When it comes to stress, most of us place responsibility on sources outside ourselves. We blame the long list of items on our to-do list, the expectations of people at work or home, the appointments and deadlines marked on our calendars, the bills that must be paid, the traffic on the highways.
While any of these threats can trigger the stress response that prepares us for “fight or flight,” we must not overlook the very threats inside our own minds and bodies that tend to stress us. Our thoughts, emotions and behaviors can trigger internal stress that contributes to the “allostatic load” that we manage each and every day.
In his book, Feeling Good, psychiatrist David Burns shares a list of cognitive distortions that impact our emotions and behaviors. Cognitive distortions are inaccurate beliefs or perceptions. When they become a pattern of thinking, they can cause stress and interfere with our work and relationships. It is important to take time to slow down our automatic thoughts, focus on facts and consider other options or alternatives.

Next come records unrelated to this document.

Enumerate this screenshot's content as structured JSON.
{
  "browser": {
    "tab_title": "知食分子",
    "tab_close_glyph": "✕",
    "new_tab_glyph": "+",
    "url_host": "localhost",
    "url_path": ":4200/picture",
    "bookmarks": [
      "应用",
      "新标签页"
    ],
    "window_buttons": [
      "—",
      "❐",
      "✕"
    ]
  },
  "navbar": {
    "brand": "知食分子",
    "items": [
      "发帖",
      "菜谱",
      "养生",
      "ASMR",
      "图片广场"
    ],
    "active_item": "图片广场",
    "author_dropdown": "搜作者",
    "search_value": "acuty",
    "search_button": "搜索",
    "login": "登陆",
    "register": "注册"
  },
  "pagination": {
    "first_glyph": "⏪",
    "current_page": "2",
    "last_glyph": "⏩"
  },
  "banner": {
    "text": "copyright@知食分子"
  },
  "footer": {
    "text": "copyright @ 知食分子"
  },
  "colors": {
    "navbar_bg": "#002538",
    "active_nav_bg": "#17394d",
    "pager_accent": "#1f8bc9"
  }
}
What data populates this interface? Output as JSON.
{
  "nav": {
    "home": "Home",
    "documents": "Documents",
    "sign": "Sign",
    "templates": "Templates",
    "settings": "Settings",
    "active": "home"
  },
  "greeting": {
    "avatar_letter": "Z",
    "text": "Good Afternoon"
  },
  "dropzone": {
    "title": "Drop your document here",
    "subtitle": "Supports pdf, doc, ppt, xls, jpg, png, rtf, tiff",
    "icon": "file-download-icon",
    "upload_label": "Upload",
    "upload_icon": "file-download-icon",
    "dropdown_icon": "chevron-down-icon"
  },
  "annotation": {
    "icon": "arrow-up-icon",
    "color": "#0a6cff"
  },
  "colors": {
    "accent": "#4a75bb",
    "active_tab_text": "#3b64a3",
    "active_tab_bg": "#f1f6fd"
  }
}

Some of the cognitive distortions we might recognize in ourselves or others include polarized thinking, mental filtering and emotional reasoning.
Polarized thinking is thinking in the extremes of all or nothing. We see ourselves as either a success or a failure. There is no room for a balanced view. Setting realistic expectations for ourselves and others is important. No one is perfect. In fact, studies show that we may actually decrease our stress and improve performance if we give ourselves permission to make mistakes and learn from them. Being critical of ourselves and others can actually lead to more stress.
When we engage in mental filtering, we view our lives through a negative lens. Focusing on the negative can lead to feelings of hopelessness and helplessness. A positive outlook can lessen our stress. When we recognize what is going well and acknowledge our strengths, we feel empowered to do our best. Expressing gratitude and being fully present in the moment through mindfulness and meditation can lead to positive perspectives.
If we ignore objective evidence and only trust our feelings, we may be tempted to depend solely upon emotional reasoning. Emotional reasoning can lead to irrational judgements and poor decision-making. For example, “I feel incompetent, so I must be incompetent.” This way of thinking leads to unnecessary stress. Adding our best thinking to our feelings can shift our mindset to a more open and relaxed state.
It is not just our thoughts that can add stress to our lives, it is also our behaviors. Eating a healthy diet, engaging in exercise and maintaining a regular sleep schedule are protective factors for stress. According to Dr. Bruce McEwen, author of The End of Stress as We Know It, when we are stressed, we often neglect to do the very things we know are best for us.
McEwen writes, “Many people who feel trapped in difficult situations turn for consolation to the very things that are bad for them — French fries and doughnuts, alcohol and cigarettes, pulling all-nighters at the office — piling on yet another layer of allostatic load to whatever is causing the stress in the first place.” The coping techniques we choose can have biological effects that are just as punishing as the consequences of chronic stress.
We all are creatures of stress. The optimal level of stress can lead to mental alertness, productivity, creativity and high energy. It is when life begins to get out of balance that we may experience the extremes of too little stress resulting in boredom, apathy and absenteeism or too much stress resulting in illness, irritability, burn-out and fatigue.
When we better understand our part in the stress we carry, we can make choices that improve our bodies and minds which will enable us to live a healthier lifestyle. Physical activity, social support, mindfulness and meditation can benefit our minds and bodies.
The next time you feel overwhelmed by stress, pay attention to your thoughts and behaviors. The choices you make will make a difference!